▶ [Brief]:
Once the pictures are set aside, reproduce the remaining data exactly.

Excerpts from an interface dataset:
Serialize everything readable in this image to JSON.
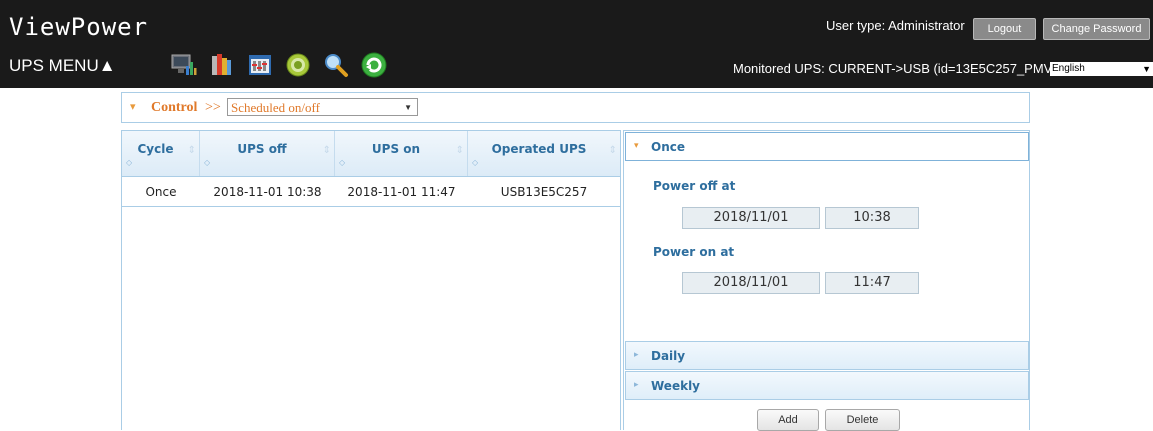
{
  "header": {
    "app_title": "ViewPower",
    "ups_menu_label": "UPS MENU▲",
    "user_type": "User type: Administrator",
    "logout_label": "Logout",
    "change_password_label": "Change Password",
    "monitored_ups": "Monitored UPS: CURRENT->USB (id=13E5C257_PMV)",
    "language_selected": "English",
    "toolbar_icons": [
      "monitor-chart-icon",
      "books-icon",
      "settings-panel-icon",
      "power-button-icon",
      "search-icon",
      "refresh-icon"
    ]
  },
  "control": {
    "label": "Control",
    "separator": ">>",
    "selected_option": "Scheduled on/off"
  },
  "table": {
    "columns": [
      "Cycle",
      "UPS off",
      "UPS on",
      "Operated UPS"
    ],
    "rows": [
      [
        "Once",
        "2018-11-01 10:38",
        "2018-11-01 11:47",
        "USB13E5C257"
      ]
    ]
  },
  "schedule": {
    "once_label": "Once",
    "power_off_label": "Power off at",
    "power_off_date": "2018/11/01",
    "power_off_time": "10:38",
    "power_on_label": "Power on at",
    "power_on_date": "2018/11/01",
    "power_on_time": "11:47",
    "daily_label": "Daily",
    "weekly_label": "Weekly",
    "add_label": "Add",
    "delete_label": "Delete"
  },
  "colors": {
    "header_bg": "#1a1a1a",
    "accent_orange": "#e0792a",
    "label_blue": "#2e6e9e",
    "border_blue": "#aacde6"
  }
}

▶ [Exercise result]:
Serialize everything readable in this image to JSON.
{
  "header": {
    "app_title": "ViewPower",
    "ups_menu_label": "UPS MENU▲",
    "user_type": "User type: Administrator",
    "logout_label": "Logout",
    "change_password_label": "Change Password",
    "monitored_ups": "Monitored UPS: CURRENT->USB (id=13E5C257_PMV)",
    "language_selected": "English",
    "toolbar_icons": [
      "monitor-chart-icon",
      "books-icon",
      "settings-panel-icon",
      "power-button-icon",
      "search-icon",
      "refresh-icon"
    ]
  },
  "control": {
    "label": "Control",
    "separator": ">>",
    "selected_option": "Scheduled on/off"
  },
  "table": {
    "columns": [
      "Cycle",
      "UPS off",
      "UPS on",
      "Operated UPS"
    ],
    "rows": [
      [
        "Once",
        "2018-11-01 10:38",
        "2018-11-01 11:47",
        "USB13E5C257"
      ]
    ]
  },
  "schedule": {
    "once_label": "Once",
    "power_off_label": "Power off at",
    "power_off_date": "2018/11/01",
    "power_off_time": "10:38",
    "power_on_label": "Power on at",
    "power_on_date": "2018/11/01",
    "power_on_time": "11:47",
    "daily_label": "Daily",
    "weekly_label": "Weekly",
    "add_label": "Add",
    "delete_label": "Delete"
  },
  "colors": {
    "header_bg": "#1a1a1a",
    "accent_orange": "#e0792a",
    "label_blue": "#2e6e9e",
    "border_blue": "#aacde6"
  }
}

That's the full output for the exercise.